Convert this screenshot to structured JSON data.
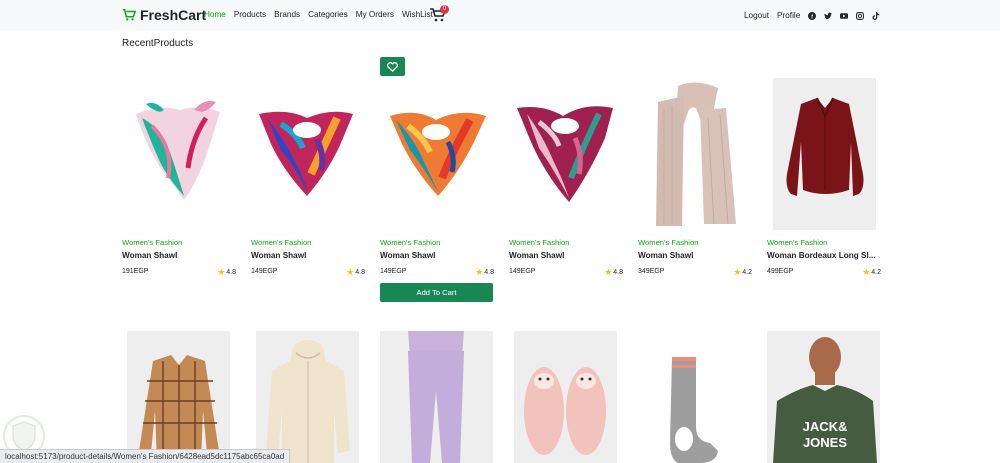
{
  "navbar": {
    "brand": "FreshCart",
    "links": [
      "Home",
      "Products",
      "Brands",
      "Categories",
      "My Orders",
      "WishList"
    ],
    "cart_count": "0",
    "right_links": [
      "Logout",
      "Profile"
    ],
    "social_icons": [
      "facebook-icon",
      "twitter-icon",
      "youtube-icon",
      "instagram-icon",
      "tiktok-icon"
    ]
  },
  "section_title": "RecentProducts",
  "products": [
    {
      "category": "Women's Fashion",
      "title": "Woman Shawl",
      "price": "191EGP",
      "rating": "4.8"
    },
    {
      "category": "Women's Fashion",
      "title": "Woman Shawl",
      "price": "149EGP",
      "rating": "4.8"
    },
    {
      "category": "Women's Fashion",
      "title": "Woman Shawl",
      "price": "149EGP",
      "rating": "4.8"
    },
    {
      "category": "Women's Fashion",
      "title": "Woman Shawl",
      "price": "149EGP",
      "rating": "4.8"
    },
    {
      "category": "Women's Fashion",
      "title": "Woman Shawl",
      "price": "349EGP",
      "rating": "4.2"
    },
    {
      "category": "Women's Fashion",
      "title": "Woman Bordeaux Long Sl...",
      "price": "499EGP",
      "rating": "4.2"
    }
  ],
  "add_to_cart_label": "Add To Cart",
  "status_url": "localhost:5173/product-details/Women's Fashion/6428ead5dc1175abc65ca0ad",
  "colors": {
    "accent": "#0aad0a",
    "button": "#198754",
    "badge": "#dc3545"
  }
}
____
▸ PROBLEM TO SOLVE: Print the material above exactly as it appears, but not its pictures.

▸ ANSWER FOR THE TASK:
Convert this screenshot to structured JSON data.
{
  "navbar": {
    "brand": "FreshCart",
    "links": [
      "Home",
      "Products",
      "Brands",
      "Categories",
      "My Orders",
      "WishList"
    ],
    "cart_count": "0",
    "right_links": [
      "Logout",
      "Profile"
    ],
    "social_icons": [
      "facebook-icon",
      "twitter-icon",
      "youtube-icon",
      "instagram-icon",
      "tiktok-icon"
    ]
  },
  "section_title": "RecentProducts",
  "products": [
    {
      "category": "Women's Fashion",
      "title": "Woman Shawl",
      "price": "191EGP",
      "rating": "4.8"
    },
    {
      "category": "Women's Fashion",
      "title": "Woman Shawl",
      "price": "149EGP",
      "rating": "4.8"
    },
    {
      "category": "Women's Fashion",
      "title": "Woman Shawl",
      "price": "149EGP",
      "rating": "4.8"
    },
    {
      "category": "Women's Fashion",
      "title": "Woman Shawl",
      "price": "149EGP",
      "rating": "4.8"
    },
    {
      "category": "Women's Fashion",
      "title": "Woman Shawl",
      "price": "349EGP",
      "rating": "4.2"
    },
    {
      "category": "Women's Fashion",
      "title": "Woman Bordeaux Long Sl...",
      "price": "499EGP",
      "rating": "4.2"
    }
  ],
  "add_to_cart_label": "Add To Cart",
  "status_url": "localhost:5173/product-details/Women's Fashion/6428ead5dc1175abc65ca0ad",
  "colors": {
    "accent": "#0aad0a",
    "button": "#198754",
    "badge": "#dc3545"
  }
}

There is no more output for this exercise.